Website and app data records
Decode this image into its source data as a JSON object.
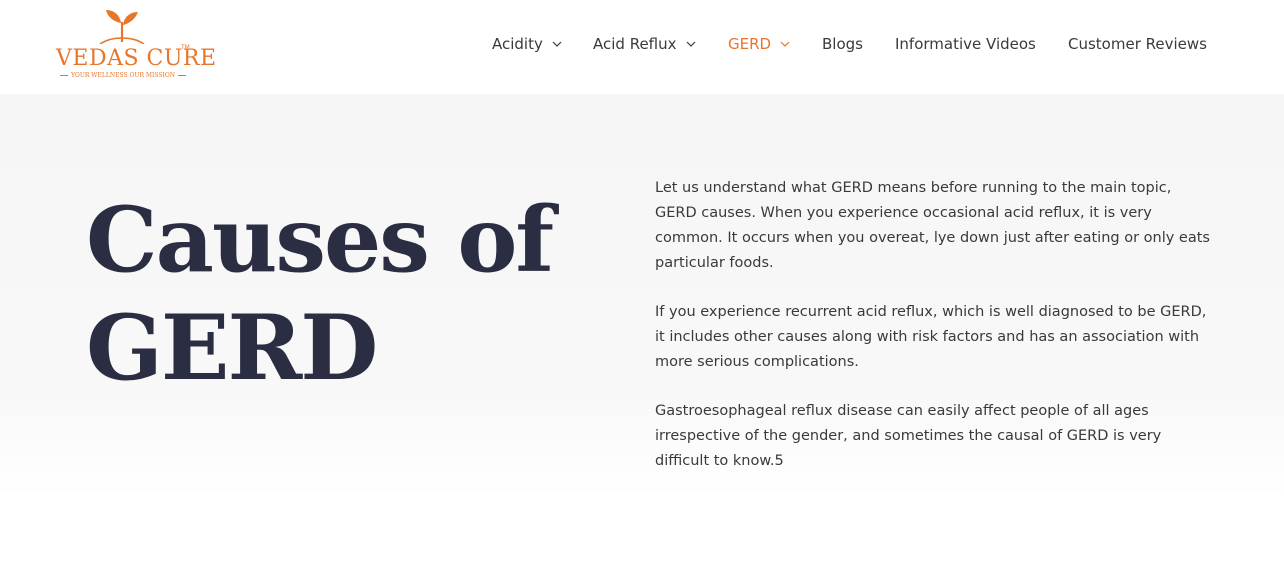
{
  "brand": {
    "name": "VEDAS CURE",
    "tm": "TM",
    "tagline": "YOUR WELLNESS OUR MISSION",
    "color": "#e8762a"
  },
  "nav": {
    "items": [
      {
        "label": "Acidity",
        "has_dropdown": true,
        "active": false
      },
      {
        "label": "Acid Reflux",
        "has_dropdown": true,
        "active": false
      },
      {
        "label": "GERD",
        "has_dropdown": true,
        "active": true
      },
      {
        "label": "Blogs",
        "has_dropdown": false,
        "active": false
      },
      {
        "label": "Informative Videos",
        "has_dropdown": false,
        "active": false
      },
      {
        "label": "Customer Reviews",
        "has_dropdown": false,
        "active": false
      }
    ],
    "active_color": "#e8762a"
  },
  "hero": {
    "title_line1": "Causes of",
    "title_line2": "GERD",
    "paragraphs": [
      "Let us understand what GERD means before running to the main topic, GERD causes. When you experience occasional acid reflux, it is very common. It occurs when you overeat, lye down just after eating or only eats particular foods.",
      "If you experience recurrent acid reflux, which is well diagnosed to be GERD, it includes other causes along with risk factors and has an association with more serious complications.",
      "Gastroesophageal reflux disease can easily affect people of all ages irrespective of the gender, and sometimes the causal of GERD is very difficult to know.5"
    ]
  }
}
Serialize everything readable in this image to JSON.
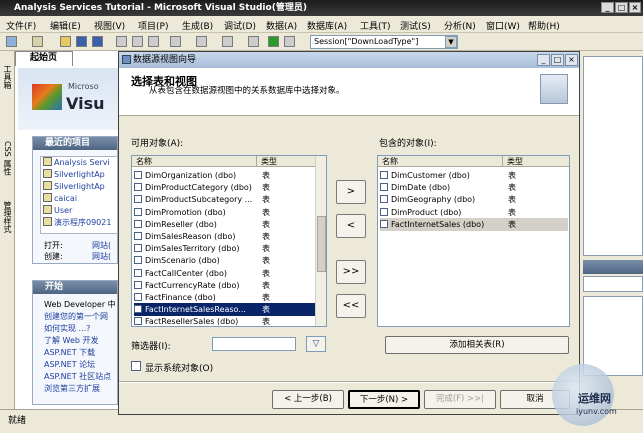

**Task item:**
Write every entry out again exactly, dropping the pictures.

**Answer to this exercise:**
Decode this image into its source data as a JSON object.
{
  "brand": {
    "name": "VEDAS CURE",
    "tm": "TM",
    "tagline": "YOUR WELLNESS OUR MISSION",
    "color": "#e8762a"
  },
  "nav": {
    "items": [
      {
        "label": "Acidity",
        "has_dropdown": true,
        "active": false
      },
      {
        "label": "Acid Reflux",
        "has_dropdown": true,
        "active": false
      },
      {
        "label": "GERD",
        "has_dropdown": true,
        "active": true
      },
      {
        "label": "Blogs",
        "has_dropdown": false,
        "active": false
      },
      {
        "label": "Informative Videos",
        "has_dropdown": false,
        "active": false
      },
      {
        "label": "Customer Reviews",
        "has_dropdown": false,
        "active": false
      }
    ],
    "active_color": "#e8762a"
  },
  "hero": {
    "title_line1": "Causes of",
    "title_line2": "GERD",
    "paragraphs": [
      "Let us understand what GERD means before running to the main topic, GERD causes. When you experience occasional acid reflux, it is very common. It occurs when you overeat, lye down just after eating or only eats particular foods.",
      "If you experience recurrent acid reflux, which is well diagnosed to be GERD, it includes other causes along with risk factors and has an association with more serious complications.",
      "Gastroesophageal reflux disease can easily affect people of all ages irrespective of the gender, and sometimes the causal of GERD is very difficult to know.5"
    ]
  }
}
Serialize everything readable in this image to JSON.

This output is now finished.